There exist hundreds of different varieties of cheese and every one has its own name.
The word “cheese” comes from the Old English “cyse,” from the West Germanic “kasjus,” from the Classical Latin “caseus,” from the Proto-Indo-European root “kwat,” which means “to ferment, become sour.”
The word for cashew in Portuguese (cajú) is almost exactly the same as the word for cashew in Gujarati (kaju), one of the 14 official languages of India. This might seem strange until you consider the fact that cashews are native to northeastern Brazil, where they fall as fruit from a tree indigenously called “acajú.” Admiral Afonso de Albuquerque founded a settlement on the western coast of India in 1510 and the Portuguese ruled the colony of Goa for 451 years.
Is every word just a muddled version of another word, born of human error? Are we all just slightly altered versions of each other?
In 1961, the Indian Census recognized 1,652 different languages in India. That means that at any given moment in 1961, sunbrowned people discussed the weather, the neighbors, the government, dinner plans in 1,652 different languages. The country must have sounded like the ill-fated construction site of the Tower of Babel that God cursed with linguistic chaos.
Such is the world of cheese, like any other world: linguistic chaos. Paneer, limburger, bleu, havarti, feta, manchego, cheddar, American, Muenster, Gruyère, Swiss, pepper jack, Roquefort, asiago, mozzarella, ricotta, raclette, brie, camembert, gorgonzola.
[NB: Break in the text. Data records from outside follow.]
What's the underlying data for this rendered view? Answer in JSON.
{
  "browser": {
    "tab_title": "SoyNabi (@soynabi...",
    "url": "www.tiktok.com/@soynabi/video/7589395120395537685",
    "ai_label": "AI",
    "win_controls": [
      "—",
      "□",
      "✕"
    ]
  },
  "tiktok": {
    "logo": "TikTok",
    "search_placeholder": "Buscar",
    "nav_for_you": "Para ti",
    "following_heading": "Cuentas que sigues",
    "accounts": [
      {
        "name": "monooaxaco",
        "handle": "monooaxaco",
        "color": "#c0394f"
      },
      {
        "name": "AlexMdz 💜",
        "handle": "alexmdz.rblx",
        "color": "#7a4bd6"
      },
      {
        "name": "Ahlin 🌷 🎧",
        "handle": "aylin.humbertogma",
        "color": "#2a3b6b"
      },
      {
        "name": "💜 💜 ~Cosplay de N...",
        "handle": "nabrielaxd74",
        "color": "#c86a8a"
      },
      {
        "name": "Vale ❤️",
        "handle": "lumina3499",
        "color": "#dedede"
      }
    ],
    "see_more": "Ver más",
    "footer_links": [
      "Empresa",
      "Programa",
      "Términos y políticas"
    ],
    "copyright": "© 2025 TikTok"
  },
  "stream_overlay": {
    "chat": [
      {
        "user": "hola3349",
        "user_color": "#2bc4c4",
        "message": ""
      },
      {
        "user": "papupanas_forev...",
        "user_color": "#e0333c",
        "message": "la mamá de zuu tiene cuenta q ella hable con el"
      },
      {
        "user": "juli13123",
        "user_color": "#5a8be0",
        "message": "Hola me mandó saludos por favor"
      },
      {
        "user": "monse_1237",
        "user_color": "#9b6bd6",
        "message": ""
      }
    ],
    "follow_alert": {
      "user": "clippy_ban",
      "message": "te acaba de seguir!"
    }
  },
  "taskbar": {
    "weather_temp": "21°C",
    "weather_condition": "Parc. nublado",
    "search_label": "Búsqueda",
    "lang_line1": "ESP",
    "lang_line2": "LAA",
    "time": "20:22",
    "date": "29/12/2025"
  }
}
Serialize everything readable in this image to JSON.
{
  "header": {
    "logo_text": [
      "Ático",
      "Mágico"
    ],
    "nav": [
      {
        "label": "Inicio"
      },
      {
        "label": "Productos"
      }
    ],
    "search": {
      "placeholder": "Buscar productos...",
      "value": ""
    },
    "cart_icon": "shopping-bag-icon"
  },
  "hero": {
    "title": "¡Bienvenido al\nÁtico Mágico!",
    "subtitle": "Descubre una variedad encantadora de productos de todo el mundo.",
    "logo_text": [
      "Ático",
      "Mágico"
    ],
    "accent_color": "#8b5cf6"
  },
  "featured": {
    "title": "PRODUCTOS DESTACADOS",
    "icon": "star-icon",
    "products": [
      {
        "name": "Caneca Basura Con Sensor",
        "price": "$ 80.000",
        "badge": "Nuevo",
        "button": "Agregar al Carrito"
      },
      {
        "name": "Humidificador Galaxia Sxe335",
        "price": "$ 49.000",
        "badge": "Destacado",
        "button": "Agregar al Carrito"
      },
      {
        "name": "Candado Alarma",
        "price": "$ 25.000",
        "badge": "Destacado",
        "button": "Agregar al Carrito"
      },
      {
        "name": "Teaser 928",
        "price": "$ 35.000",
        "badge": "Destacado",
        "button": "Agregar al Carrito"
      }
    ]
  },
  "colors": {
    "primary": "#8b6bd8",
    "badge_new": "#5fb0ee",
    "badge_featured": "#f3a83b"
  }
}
Cheese can be made from cows or sheep or buffalo or goats. It can be hard, soft, spiced. It can be Turkish, Greek, Norwegian, Indian. Really, there’s an infinite amount of possible cheese variations, like there is an infinite amount of possible human variations. But we are not so systematically reproducible. Curdle, process, age, repeat.
The Latin “caseus” is also apparently the father – or some other long-lost relative – of casein, a protein found in cow’s milk.
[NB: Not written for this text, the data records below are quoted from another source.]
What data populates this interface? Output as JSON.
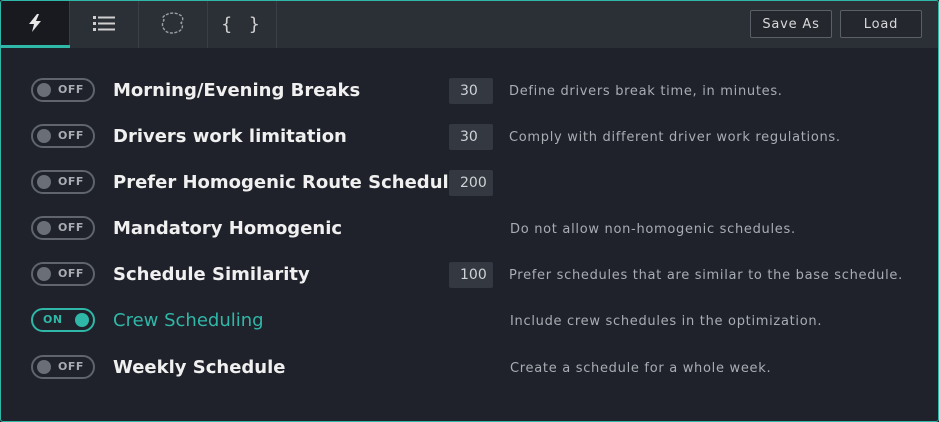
{
  "tabs": [
    {
      "icon": "lightning-icon"
    },
    {
      "icon": "list-icon"
    },
    {
      "icon": "blob-icon"
    },
    {
      "label": "{ }",
      "icon": "braces-icon"
    }
  ],
  "toolbar": {
    "save_as_label": "Save As",
    "load_label": "Load"
  },
  "toggle_labels": {
    "on": "ON",
    "off": "OFF"
  },
  "accent_color": "#2fb7a8",
  "settings": [
    {
      "title": "Morning/Evening Breaks",
      "value": "30",
      "description": "Define drivers break time, in minutes.",
      "enabled": false
    },
    {
      "title": "Drivers work limitation",
      "value": "30",
      "description": "Comply with different driver work regulations.",
      "enabled": false
    },
    {
      "title": "Prefer Homogenic Route Schedule",
      "value": "200",
      "description": "",
      "enabled": false
    },
    {
      "title": "Mandatory Homogenic",
      "value": "",
      "description": "Do not allow non-homogenic schedules.",
      "enabled": false
    },
    {
      "title": "Schedule Similarity",
      "value": "100",
      "description": "Prefer schedules that are similar to the base schedule.",
      "enabled": false
    },
    {
      "title": "Crew Scheduling",
      "value": "",
      "description": "Include crew schedules in the optimization.",
      "enabled": true
    },
    {
      "title": "Weekly Schedule",
      "value": "",
      "description": "Create a schedule for a whole week.",
      "enabled": false
    }
  ]
}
No one is certain about the origin of cheese, but it was supposedly stumbled upon between 8000 and 3000 BCE. As one story goes, an Arab trader making an arduous trek across the desert on camelback stored milk in a pouch made from an animal’s stomach. The rennet lining the stomach turned the milk to curds and whey while the trader was busy shielding his skin from the sun and his lungs from the sand. Sometimes things happen when you’re not looking.
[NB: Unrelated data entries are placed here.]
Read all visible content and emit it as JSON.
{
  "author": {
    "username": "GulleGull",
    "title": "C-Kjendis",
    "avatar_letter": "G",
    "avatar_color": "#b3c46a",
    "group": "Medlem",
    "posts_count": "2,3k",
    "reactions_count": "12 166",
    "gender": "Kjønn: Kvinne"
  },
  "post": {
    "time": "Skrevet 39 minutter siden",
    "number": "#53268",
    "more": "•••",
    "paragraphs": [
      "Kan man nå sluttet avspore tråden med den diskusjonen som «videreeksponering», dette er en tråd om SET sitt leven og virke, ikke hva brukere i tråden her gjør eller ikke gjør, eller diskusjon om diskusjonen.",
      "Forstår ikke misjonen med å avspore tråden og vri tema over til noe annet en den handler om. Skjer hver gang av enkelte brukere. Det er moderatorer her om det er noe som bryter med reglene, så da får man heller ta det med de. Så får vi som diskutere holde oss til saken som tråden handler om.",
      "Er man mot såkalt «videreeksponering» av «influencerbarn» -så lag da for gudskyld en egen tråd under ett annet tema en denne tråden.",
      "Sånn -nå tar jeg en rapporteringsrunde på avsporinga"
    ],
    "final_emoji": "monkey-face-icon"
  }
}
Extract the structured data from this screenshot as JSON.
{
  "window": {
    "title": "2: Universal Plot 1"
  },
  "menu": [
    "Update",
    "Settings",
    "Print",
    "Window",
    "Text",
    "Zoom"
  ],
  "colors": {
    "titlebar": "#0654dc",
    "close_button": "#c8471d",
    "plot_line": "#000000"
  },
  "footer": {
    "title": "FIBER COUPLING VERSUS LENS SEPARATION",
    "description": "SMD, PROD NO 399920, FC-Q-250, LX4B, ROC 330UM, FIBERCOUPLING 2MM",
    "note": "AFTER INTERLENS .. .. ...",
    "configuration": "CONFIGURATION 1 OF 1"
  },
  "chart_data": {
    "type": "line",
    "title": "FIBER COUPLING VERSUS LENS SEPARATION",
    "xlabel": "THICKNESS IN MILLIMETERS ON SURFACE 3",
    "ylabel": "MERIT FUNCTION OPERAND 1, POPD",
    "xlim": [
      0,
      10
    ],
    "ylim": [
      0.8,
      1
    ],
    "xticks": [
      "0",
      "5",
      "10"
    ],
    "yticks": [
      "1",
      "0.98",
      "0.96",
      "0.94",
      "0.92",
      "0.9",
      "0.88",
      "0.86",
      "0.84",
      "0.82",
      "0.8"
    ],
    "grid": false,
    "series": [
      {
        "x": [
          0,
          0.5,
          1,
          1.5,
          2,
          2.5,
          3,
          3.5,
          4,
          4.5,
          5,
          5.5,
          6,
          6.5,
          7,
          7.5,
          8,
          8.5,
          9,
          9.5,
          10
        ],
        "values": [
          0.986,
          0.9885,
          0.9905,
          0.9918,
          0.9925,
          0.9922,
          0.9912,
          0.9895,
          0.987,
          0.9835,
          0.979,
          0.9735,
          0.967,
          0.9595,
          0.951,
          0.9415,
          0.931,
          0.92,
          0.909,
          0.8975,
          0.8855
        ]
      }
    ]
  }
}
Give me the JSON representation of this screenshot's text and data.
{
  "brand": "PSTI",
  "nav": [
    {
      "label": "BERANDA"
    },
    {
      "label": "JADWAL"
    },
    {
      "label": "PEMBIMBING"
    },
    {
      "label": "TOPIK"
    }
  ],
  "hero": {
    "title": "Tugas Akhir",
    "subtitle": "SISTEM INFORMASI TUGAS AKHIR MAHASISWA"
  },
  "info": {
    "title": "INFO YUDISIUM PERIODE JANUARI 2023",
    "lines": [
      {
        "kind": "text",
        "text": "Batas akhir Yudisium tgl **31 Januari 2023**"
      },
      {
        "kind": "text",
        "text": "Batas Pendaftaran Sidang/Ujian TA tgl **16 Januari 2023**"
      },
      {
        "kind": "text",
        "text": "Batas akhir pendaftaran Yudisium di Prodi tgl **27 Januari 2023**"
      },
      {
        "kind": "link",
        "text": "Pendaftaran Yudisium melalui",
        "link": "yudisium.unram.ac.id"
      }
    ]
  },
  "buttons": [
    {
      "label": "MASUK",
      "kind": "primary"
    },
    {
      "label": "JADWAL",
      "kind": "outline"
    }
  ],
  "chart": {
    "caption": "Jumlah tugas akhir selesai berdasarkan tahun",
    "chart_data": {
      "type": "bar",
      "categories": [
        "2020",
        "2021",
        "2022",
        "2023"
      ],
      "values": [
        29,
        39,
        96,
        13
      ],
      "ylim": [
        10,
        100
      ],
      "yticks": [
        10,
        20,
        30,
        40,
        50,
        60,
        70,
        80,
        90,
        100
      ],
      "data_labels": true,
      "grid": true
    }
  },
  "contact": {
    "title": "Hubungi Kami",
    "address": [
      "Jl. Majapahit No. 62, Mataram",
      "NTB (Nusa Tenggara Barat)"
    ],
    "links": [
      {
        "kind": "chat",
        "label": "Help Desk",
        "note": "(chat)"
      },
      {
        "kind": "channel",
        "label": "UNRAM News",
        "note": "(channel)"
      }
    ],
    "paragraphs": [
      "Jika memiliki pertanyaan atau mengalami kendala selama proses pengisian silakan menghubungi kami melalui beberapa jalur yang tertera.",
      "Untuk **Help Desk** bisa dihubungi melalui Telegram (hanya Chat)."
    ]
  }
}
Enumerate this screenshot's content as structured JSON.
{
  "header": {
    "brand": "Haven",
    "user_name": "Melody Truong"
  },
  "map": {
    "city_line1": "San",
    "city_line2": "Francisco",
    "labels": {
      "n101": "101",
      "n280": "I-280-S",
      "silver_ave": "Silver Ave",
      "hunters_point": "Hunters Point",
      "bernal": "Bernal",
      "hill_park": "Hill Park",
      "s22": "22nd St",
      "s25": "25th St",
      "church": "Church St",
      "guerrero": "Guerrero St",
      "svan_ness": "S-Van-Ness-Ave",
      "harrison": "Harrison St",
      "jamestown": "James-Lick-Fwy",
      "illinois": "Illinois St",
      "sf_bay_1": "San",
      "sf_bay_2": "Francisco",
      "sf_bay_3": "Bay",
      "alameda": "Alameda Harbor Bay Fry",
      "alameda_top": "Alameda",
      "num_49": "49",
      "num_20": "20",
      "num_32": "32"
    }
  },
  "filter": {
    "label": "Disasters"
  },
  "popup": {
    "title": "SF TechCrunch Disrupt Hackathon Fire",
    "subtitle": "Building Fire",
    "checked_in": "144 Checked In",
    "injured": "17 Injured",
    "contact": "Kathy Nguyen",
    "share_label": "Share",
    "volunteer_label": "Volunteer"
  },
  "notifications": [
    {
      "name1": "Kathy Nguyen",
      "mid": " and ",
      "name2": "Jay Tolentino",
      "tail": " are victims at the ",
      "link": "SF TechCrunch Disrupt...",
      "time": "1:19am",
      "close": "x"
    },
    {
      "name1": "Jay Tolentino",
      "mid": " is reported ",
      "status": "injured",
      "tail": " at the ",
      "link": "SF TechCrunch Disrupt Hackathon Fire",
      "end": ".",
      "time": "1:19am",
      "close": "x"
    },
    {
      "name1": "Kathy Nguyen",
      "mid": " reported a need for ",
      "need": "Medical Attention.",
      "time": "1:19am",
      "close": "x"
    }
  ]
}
The Arabic word for cheese is “gibn.”
It would be all too fantastic if photographers’ use of the phrase “Say cheese!” to coax an elusive smile out of crabby children (circa 1930) was somehow etymologically related to the roots and meanings of the word. But I suspect “cheese” was chosen at random for its double-e construction and the smile-like muscle contractions it induces.
“Cheesy,” meaning trite, cheap, or kitschy, is also surprisingly notrelated to what we know as cheese, despite its misleading spelling. British soldiers in India in the early 1800s picked up the Urdu and Hindi word “chiz,” meaning “thing,” to imply “a big thing.” Eventually the meaning morphed into “showy,” and now here we are.
The French word for cheese, “fromage,” comes from the Medieval Latin “formaticum,” from the Latin “forma,” which means “shape, form, mold,” referring to the 14th-century practice of deliberately pressing and molding cheeses with rinds.
Cheese, it seems, like words and language and humans, is rather more complex than it lets on.